In terms of weight, it’s probably about 100g heavier than more expensive products but you really don’t notice the difference in the real world.
One thing I would note is fit, I got an XXL which would usually be just about right for me but this is much bigger. I would suggest trying them on in the shop first before buying to make sure you get a well fitting garment. With jackets you want them fairly close fitting to ensure they wick away any sweat.
So, bad points? Well not many really. The main one being the zip. I seem to start zipping it up and every now and again the bottom part comes out leaving me to have to pull the zip back down and try and realign it. I’m not a fan of the colour I got sent, but there are 3 more to choose from.

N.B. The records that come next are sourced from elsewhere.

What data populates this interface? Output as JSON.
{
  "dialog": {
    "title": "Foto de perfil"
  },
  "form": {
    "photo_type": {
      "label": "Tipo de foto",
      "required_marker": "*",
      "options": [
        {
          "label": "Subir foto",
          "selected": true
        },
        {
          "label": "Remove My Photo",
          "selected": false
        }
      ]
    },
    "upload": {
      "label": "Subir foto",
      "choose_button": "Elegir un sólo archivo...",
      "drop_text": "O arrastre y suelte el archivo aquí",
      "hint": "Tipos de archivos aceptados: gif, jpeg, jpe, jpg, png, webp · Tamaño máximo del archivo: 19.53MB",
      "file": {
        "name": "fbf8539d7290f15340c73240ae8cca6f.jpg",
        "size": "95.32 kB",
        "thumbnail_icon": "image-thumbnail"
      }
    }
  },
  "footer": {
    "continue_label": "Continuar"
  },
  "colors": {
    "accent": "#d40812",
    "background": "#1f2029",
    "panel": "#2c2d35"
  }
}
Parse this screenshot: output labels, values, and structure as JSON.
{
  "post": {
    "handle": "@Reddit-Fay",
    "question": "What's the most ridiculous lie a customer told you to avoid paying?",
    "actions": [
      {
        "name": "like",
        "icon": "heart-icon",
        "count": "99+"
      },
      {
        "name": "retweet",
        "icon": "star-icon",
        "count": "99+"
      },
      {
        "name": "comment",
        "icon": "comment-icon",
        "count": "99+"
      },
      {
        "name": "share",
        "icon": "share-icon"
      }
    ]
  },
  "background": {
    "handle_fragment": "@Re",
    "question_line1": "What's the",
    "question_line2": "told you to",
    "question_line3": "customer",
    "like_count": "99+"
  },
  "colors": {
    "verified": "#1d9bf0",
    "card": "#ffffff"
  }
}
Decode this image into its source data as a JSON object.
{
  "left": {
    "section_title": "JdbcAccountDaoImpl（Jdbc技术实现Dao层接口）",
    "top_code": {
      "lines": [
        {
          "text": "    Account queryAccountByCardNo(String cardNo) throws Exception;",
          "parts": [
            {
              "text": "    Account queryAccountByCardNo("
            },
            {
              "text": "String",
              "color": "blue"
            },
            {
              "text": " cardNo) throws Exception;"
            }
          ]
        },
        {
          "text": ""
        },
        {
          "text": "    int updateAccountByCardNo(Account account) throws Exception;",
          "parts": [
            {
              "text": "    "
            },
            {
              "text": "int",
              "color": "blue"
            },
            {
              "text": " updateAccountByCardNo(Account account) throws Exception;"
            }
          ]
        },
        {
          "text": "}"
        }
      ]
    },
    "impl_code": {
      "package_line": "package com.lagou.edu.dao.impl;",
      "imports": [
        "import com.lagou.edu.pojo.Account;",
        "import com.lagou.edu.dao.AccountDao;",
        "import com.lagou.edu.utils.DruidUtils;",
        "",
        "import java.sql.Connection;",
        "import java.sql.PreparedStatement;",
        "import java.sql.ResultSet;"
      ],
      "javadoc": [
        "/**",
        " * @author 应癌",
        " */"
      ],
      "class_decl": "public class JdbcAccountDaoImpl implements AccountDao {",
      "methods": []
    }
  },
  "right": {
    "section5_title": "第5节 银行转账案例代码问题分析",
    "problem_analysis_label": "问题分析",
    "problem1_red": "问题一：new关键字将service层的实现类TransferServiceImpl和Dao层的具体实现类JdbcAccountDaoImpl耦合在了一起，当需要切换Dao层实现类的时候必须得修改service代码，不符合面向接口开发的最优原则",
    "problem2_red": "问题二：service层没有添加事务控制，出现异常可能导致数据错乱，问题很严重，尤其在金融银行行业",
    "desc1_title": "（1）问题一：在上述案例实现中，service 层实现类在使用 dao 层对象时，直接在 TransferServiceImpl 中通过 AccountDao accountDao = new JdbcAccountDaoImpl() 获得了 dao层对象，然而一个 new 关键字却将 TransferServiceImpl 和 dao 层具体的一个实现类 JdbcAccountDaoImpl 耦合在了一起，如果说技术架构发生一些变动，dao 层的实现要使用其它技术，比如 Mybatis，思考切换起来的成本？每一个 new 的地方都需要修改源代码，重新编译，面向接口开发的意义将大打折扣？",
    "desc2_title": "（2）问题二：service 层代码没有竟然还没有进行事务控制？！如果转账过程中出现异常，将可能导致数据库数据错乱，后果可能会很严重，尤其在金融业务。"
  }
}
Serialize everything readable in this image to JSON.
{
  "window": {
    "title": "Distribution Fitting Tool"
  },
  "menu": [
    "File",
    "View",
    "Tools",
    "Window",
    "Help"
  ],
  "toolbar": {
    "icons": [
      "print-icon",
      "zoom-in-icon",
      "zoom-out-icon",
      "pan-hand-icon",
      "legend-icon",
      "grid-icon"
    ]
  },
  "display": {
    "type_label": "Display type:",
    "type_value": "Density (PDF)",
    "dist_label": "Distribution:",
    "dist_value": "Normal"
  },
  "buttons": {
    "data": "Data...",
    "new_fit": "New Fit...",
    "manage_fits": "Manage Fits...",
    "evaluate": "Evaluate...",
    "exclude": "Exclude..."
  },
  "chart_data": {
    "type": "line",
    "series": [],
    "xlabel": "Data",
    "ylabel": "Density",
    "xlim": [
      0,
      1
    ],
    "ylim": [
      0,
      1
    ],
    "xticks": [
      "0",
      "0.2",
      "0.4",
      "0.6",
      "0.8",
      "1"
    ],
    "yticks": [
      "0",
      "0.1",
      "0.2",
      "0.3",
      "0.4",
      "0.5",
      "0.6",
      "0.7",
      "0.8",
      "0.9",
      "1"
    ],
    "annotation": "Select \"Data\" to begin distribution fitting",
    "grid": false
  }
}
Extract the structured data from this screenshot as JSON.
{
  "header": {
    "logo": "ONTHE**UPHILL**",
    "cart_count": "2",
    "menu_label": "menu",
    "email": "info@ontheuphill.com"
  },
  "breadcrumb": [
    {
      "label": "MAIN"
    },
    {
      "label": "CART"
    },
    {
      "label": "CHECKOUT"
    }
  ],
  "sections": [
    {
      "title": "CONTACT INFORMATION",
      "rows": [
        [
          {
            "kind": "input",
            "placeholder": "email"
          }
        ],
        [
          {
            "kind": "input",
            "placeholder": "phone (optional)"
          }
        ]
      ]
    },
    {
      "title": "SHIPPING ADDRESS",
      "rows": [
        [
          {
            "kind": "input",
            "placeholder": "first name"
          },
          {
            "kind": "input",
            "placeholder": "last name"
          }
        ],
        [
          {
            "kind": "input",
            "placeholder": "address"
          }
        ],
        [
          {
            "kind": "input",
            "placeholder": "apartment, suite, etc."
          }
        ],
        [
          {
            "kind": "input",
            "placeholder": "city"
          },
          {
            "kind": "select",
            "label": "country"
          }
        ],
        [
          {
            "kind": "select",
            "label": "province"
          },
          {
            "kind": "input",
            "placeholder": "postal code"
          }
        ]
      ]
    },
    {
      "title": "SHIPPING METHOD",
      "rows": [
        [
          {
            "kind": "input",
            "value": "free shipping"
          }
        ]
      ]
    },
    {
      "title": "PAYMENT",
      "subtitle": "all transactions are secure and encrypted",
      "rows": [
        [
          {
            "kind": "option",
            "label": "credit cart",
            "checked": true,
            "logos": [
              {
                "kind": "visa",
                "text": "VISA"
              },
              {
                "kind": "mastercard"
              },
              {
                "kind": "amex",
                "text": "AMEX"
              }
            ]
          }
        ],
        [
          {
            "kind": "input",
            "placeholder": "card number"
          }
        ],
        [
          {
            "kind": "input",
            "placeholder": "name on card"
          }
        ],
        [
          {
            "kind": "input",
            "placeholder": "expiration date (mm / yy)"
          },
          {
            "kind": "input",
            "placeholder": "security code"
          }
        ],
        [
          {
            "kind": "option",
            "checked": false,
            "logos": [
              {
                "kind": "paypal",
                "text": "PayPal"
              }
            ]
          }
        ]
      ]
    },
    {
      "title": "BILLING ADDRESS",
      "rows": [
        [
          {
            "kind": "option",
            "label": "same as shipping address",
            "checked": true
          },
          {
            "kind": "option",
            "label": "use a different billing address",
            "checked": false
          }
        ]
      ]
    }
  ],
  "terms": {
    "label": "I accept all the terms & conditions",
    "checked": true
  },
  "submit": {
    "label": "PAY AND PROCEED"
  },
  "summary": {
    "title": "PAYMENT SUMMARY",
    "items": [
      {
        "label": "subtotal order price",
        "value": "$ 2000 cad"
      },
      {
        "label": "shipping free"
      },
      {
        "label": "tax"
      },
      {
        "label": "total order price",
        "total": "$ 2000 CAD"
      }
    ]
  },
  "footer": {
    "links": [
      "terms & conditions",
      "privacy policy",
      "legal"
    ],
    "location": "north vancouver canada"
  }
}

Finally, the price. They are easily found around £90, some places are cheaper and the womens can be had for around £50. So this is a fairly inexpensive outdoor garment compared to the ludicrous prices you can pay on waterproof jackets.
So what are we left with in conclusion? Well I started using the jacket expecting it to perform no where near as good as my Rab Latok Alpine. I’ve always been someone who buys the best that they can afford, I’ve had gear in the past that just wasn’t fit for my purpose and I’ve ended up buying twice so always stuck with a buy right buy once philosophy. However the Sprayway Hydrolite II performs really well, for it’s price point its an absolute bargain. I can’t say I’ve really noticed much difference in terms of technical performance compared to the Latok. The Hydro/Dry material is really good, especially in terms of endurance of not having to wash it after every few wears to maintain waterproffness. I think in summer, the breathability may show the differences but that is yet to be seen. I remember coming down from the North Face of the Ben after using it all day and being thoroughly impressed with the jacket far exceeding expectations. Would I buy one? If I was in the market on a budget for a lightweight waterproof jacket, then yes I would. The jacket actually gets packed into my kit regularly now.